It is truly said that the Road to Hell is Paved with Good Intentions. Amnesty International is one of the most respected and most effective human rights Non-Governmental Organizations (or NGOs) in the world. My wife and I have been members and donors for many decades. Still, even the most valuable and venerable agencies make major mistakes on occasion. And so it is, with deep regret, that the recently-proposed Amnesty International change in policy regarding workers in the so-called sex trade requires both urgent response -- and absolute rejection.
Here is the exact wording of the proposed Amnesty International Policy regarding sex trade workers: Amnesty International opposes the criminalization or punishment of activities relating to the buying or selling of consensual sex between adults. This policy is based on the human rights principle that consensual sexual conduct between adults--which excludes acts that involve coercion, deception, threats, or violence--is entitled to protection from state interference (bearing in mind that legitimate restrictions may be imposed on sex work, as noted below). This policy is also based on principles of harm reduction: on balance, the available evidence indicates that the criminalization of sex work is more likely than not to reinforce discrimination against those who engage in these activities, to increase the likelihood that they will be subjected to harassment and violence, including ill-treatment at the hands of police, and to lead to the denial of due process and the exclusion from public benefits such as health services, housing, education, and immigration status.
This policy recognizes that legitimate restrictions may be imposed on sex work if they comply with international human rights law. Such restrictions must be for a legitimate purpose, provided by law, necessary for and proportionate to the legitimate aim sought to be achieved, and not discriminatory. This policy does not change Amnesty International's longstanding position that trafficking into forced prostitution should be criminalized as a matter of international law.

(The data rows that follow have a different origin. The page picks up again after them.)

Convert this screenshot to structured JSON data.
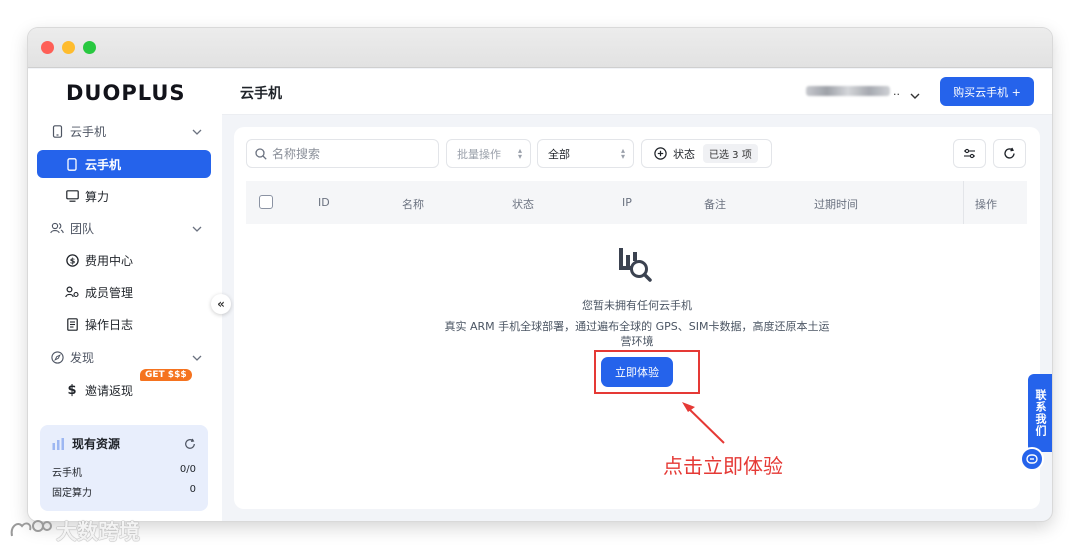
{
  "app": {
    "logo_text": "DUOPLUS",
    "page_title": "云手机",
    "account_suffix": "..",
    "buy_button": "购买云手机 +"
  },
  "sidebar": {
    "groups": [
      {
        "label": "云手机",
        "items": [
          {
            "label": "云手机",
            "active": true
          },
          {
            "label": "算力",
            "active": false
          }
        ]
      },
      {
        "label": "团队",
        "items": [
          {
            "label": "费用中心"
          },
          {
            "label": "成员管理"
          },
          {
            "label": "操作日志"
          }
        ]
      },
      {
        "label": "发现",
        "items": [
          {
            "label": "邀请返现",
            "badge": "GET $$$"
          }
        ]
      }
    ],
    "collapse_glyph": "«",
    "resources": {
      "title": "现有资源",
      "rows": [
        {
          "label": "云手机",
          "value": "0/0"
        },
        {
          "label": "固定算力",
          "value": "0"
        }
      ]
    }
  },
  "toolbar": {
    "search_placeholder": "名称搜索",
    "batch_label": "批量操作",
    "filter_all": "全部",
    "status_label": "状态",
    "status_selected": "已选 3 项"
  },
  "table": {
    "columns": [
      "ID",
      "名称",
      "状态",
      "IP",
      "备注",
      "过期时间",
      "操作"
    ]
  },
  "empty_state": {
    "title": "您暂未拥有任何云手机",
    "description": "真实 ARM 手机全球部署，通过遍布全球的 GPS、SIM卡数据，高度还原本土运营环境",
    "button": "立即体验"
  },
  "annotation": {
    "text": "点击立即体验",
    "color": "#e53935"
  },
  "contact": {
    "label": "联系我们"
  },
  "watermark": {
    "text": "大数跨境"
  },
  "colors": {
    "primary": "#2563eb",
    "badge": "#f5731f",
    "annotation": "#e53935"
  }
}
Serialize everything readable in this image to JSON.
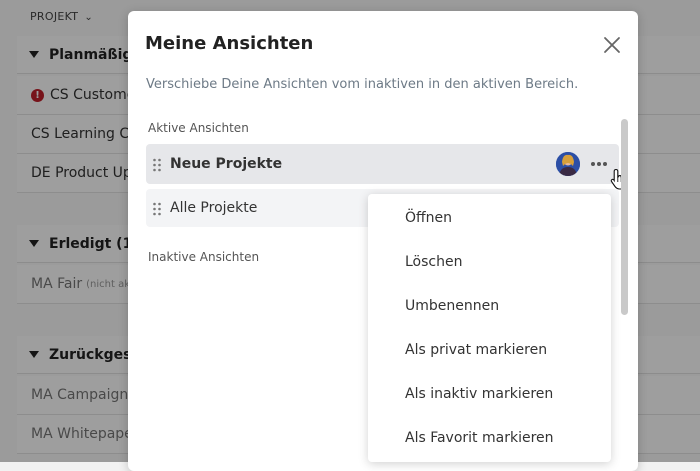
{
  "background": {
    "header_label": "PROJEKT",
    "groups": [
      {
        "label": "Planmäßig"
      },
      {
        "label": "Erledigt (1)"
      },
      {
        "label": "Zurückgeste"
      }
    ],
    "rows": [
      {
        "label": "CS Customer"
      },
      {
        "label": "CS Learning Ce"
      },
      {
        "label": "DE Product Up"
      },
      {
        "label": "MA Fair",
        "note": "(nicht akt"
      },
      {
        "label": "MA Campaign"
      },
      {
        "label": "MA Whitepape"
      }
    ]
  },
  "modal": {
    "title": "Meine Ansichten",
    "description": "Verschiebe Deine Ansichten vom inaktiven in den aktiven Bereich.",
    "active_section_label": "Aktive Ansichten",
    "inactive_section_label": "Inaktive Ansichten",
    "active_views": [
      {
        "name": "Neue Projekte"
      },
      {
        "name": "Alle Projekte"
      }
    ]
  },
  "context_menu": {
    "items": [
      {
        "label": "Öffnen"
      },
      {
        "label": "Löschen"
      },
      {
        "label": "Umbenennen"
      },
      {
        "label": "Als privat markieren"
      },
      {
        "label": "Als inaktiv markieren"
      },
      {
        "label": "Als Favorit markieren"
      }
    ]
  },
  "colors": {
    "error": "#c0202b",
    "avatar": "#2c4fa6",
    "description_text": "#6d7a86",
    "selected_row": "#e6e7ea"
  },
  "icons": [
    "chevron-down-icon",
    "error-icon",
    "close-icon",
    "drag-handle-icon",
    "avatar",
    "more-horizontal-icon",
    "hand-cursor-icon"
  ]
}
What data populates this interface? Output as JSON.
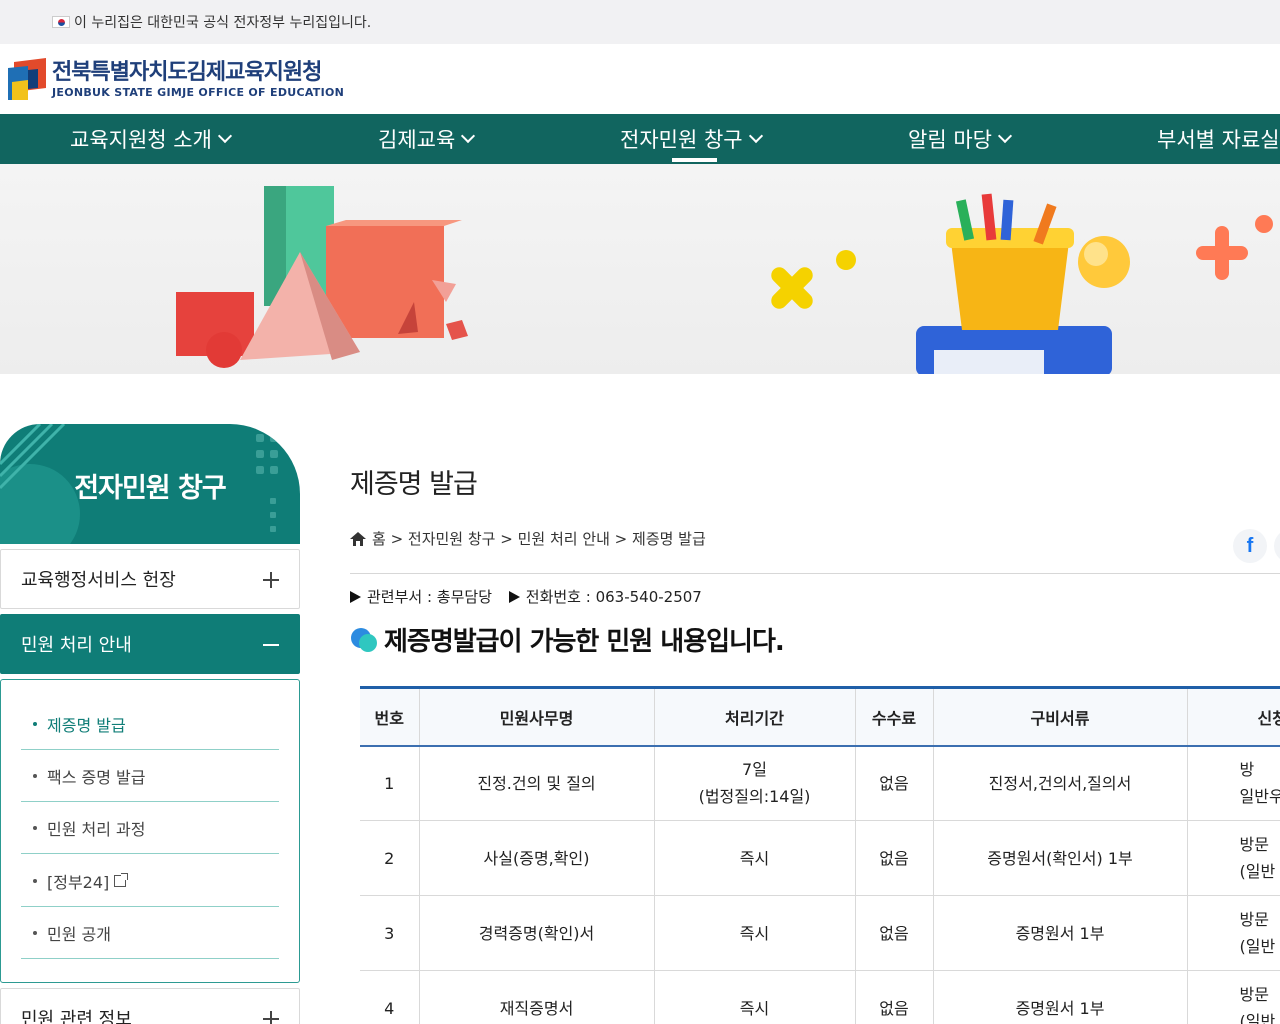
{
  "gov_bar": {
    "text": "이 누리집은 대한민국 공식 전자정부 누리집입니다."
  },
  "logo": {
    "ko": "전북특별자치도김제교육지원청",
    "en": "JEONBUK STATE GIMJE OFFICE OF EDUCATION"
  },
  "nav": [
    {
      "label": "교육지원청 소개"
    },
    {
      "label": "김제교육"
    },
    {
      "label": "전자민원 창구"
    },
    {
      "label": "알림 마당"
    },
    {
      "label": "부서별 자료실"
    }
  ],
  "sidebar": {
    "title": "전자민원 창구",
    "menus": [
      {
        "label": "교육행정서비스 헌장"
      },
      {
        "label": "민원 처리 안내"
      },
      {
        "label": "민원 관련 정보"
      }
    ],
    "sub_items": [
      {
        "label": "제증명 발급"
      },
      {
        "label": "팩스 증명 발급"
      },
      {
        "label": "민원 처리 과정"
      },
      {
        "label": "[정부24]"
      },
      {
        "label": "민원 공개"
      }
    ]
  },
  "content": {
    "page_title": "제증명 발급",
    "breadcrumb": "홈 > 전자민원 창구 > 민원 처리 안내 > 제증명 발급",
    "facebook_icon_glyph": "f",
    "dept_label": "관련부서 : 총무담당",
    "phone_label": "전화번호 : 063-540-2507",
    "section_title": "제증명발급이 가능한 민원 내용입니다."
  },
  "table": {
    "headers": [
      "번호",
      "민원사무명",
      "처리기간",
      "수수료",
      "구비서류",
      "신청"
    ],
    "rows": [
      [
        "1",
        "진정.건의 및 질의",
        "7일\n(법정질의:14일)",
        "없음",
        "진정서,건의서,질의서",
        "방\n일반우"
      ],
      [
        "2",
        "사실(증명,확인)",
        "즉시",
        "없음",
        "증명원서(확인서) 1부",
        "방문\n(일반"
      ],
      [
        "3",
        "경력증명(확인)서",
        "즉시",
        "없음",
        "증명원서 1부",
        "방문\n(일반"
      ],
      [
        "4",
        "재직증명서",
        "즉시",
        "없음",
        "증명원서 1부",
        "방문\n(일반"
      ]
    ]
  },
  "colors": {
    "nav_bg": "#11655f",
    "sidebar_accent": "#0f7d77",
    "table_top": "#1f5fa8",
    "logo_text": "#1f3f7a"
  }
}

Amnesty International considers children involved in commercial sex acts to be victims of sexual exploitation, entitled to support, reparations, and remedies, in line with international human rights law. States must take all appropriate measures to prevent violence and exploitation of children.
Amnesty International recognizes that sex work is a sensitive issue in many of the countries in which we work. In particular, individuals who engage in sex work often have limited choices. Guaranteeing human rights without discrimination is the most effective way to ensure the empowerment of people involved in sex work and the protection of all individuals from discrimination, violence, and coercion.

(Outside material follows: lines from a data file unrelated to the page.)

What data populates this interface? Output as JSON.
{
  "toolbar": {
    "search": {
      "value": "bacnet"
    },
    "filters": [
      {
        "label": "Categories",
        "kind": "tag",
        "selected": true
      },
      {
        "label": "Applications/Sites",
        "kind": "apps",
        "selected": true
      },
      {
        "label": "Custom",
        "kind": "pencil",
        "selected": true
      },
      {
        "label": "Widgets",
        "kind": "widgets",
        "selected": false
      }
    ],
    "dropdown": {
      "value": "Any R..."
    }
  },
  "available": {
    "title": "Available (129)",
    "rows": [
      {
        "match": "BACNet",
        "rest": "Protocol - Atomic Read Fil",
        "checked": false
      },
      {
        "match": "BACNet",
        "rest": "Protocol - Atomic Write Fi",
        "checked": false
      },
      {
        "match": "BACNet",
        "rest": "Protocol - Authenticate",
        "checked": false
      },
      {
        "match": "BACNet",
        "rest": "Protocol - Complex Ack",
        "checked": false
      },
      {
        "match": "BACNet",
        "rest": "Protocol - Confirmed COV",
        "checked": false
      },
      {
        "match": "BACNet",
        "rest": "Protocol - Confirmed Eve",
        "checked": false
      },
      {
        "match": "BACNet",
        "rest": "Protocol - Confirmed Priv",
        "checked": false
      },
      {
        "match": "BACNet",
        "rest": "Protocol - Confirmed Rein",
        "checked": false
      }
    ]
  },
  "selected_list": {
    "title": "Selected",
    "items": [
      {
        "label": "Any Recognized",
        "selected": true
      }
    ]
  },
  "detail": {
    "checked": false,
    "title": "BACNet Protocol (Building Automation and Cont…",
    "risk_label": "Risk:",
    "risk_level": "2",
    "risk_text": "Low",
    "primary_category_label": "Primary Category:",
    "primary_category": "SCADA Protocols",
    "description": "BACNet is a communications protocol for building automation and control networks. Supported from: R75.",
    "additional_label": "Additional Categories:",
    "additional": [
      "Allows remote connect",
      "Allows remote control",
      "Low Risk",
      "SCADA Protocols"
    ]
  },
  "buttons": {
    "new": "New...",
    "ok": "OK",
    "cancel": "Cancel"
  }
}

All well and good , if only the sex trade were well and good, but it is exactly the opposite -- the sex trade is evil and bad, and inherently exploitive of sex trade workers, also known as whores, hookers, and prostitutes. Amnesty International has a very rosy -- and very unrealistic -- view of what it terms consensual sex between adults, which cannot be truly consensual if one adult is paying the other one for sexual favors (note that this is true regardless of whether the partners are of the opposite sex or of the same sex.) Speaking an economist myself, this is determined by economics rather than by morality.
When it comes to the Sex Trade, economics rules -- and has ruled for millennia, one reason why this is often called the Oldest Profession in the World. The women, girls, and even children whom Amnesty International hopes to protect by its proposed de-criminalization and non-punishment of Sex Traders are very rarely willing participants in any meaningful sense of the term. Rather, they are usually recruited as sex slaves by men who are professional exploiters of those women, girls, children, and sometimes men and boys also. That recruitment process, and its aftermath, includes slavery, kidnapping, violence, forced confinement, rape and sodomy, intentional drug and alcohol addiction, the likely contracting of sexually-transmitted diseases, resulting in a horrid life and premature death for many sex trade workers.
Admittedly, the present general criminalization and punishment of those involved in the sex trade is unfair and unworthy to the extent that the providers of sexual services, both women and men, are the ones who are being exploited by the managers and organizers of this despicable activity, who are the ones who should indeed bear the brunt of the punishment. Neither this article nor this author endorse blaming, or punishing, any of the victims of the sex trade. However, that stance in no way excuses the perpetrators from full punishment under various laws, statutes, and similar standards now in effect.
It is perfectly possible, and indeed necessary, to separate
out the perpetrators from their victims, and to prosecute, convict, and punish
those perpetrators to the fullest extent of all relevant laws. The proposed new
Amnesty International policy lumps all sides of the sex trade together,
equating the victims with the perpetrators.
By doing so, were the Amnesty recommendation to be followed, there would
be a giant step backward in the protection of sex trade workers of both
genders. The victims and the perpetrators
would all be excused from the criminal side of the sex trade, and from the
incredible and incurable violations of human rights which are inherent and
inevitable. Amnesty International needs to drop their present
proposal, and re-think the entire issue.
Sometimes, the best of intentions make for horrendous policies -- this is
one of those times, and one of those issues of awful abuse.
Amnesty International's proposal to remove criminal penalties from the sex trade.
(image by Samantha Jade Royds) License DMCA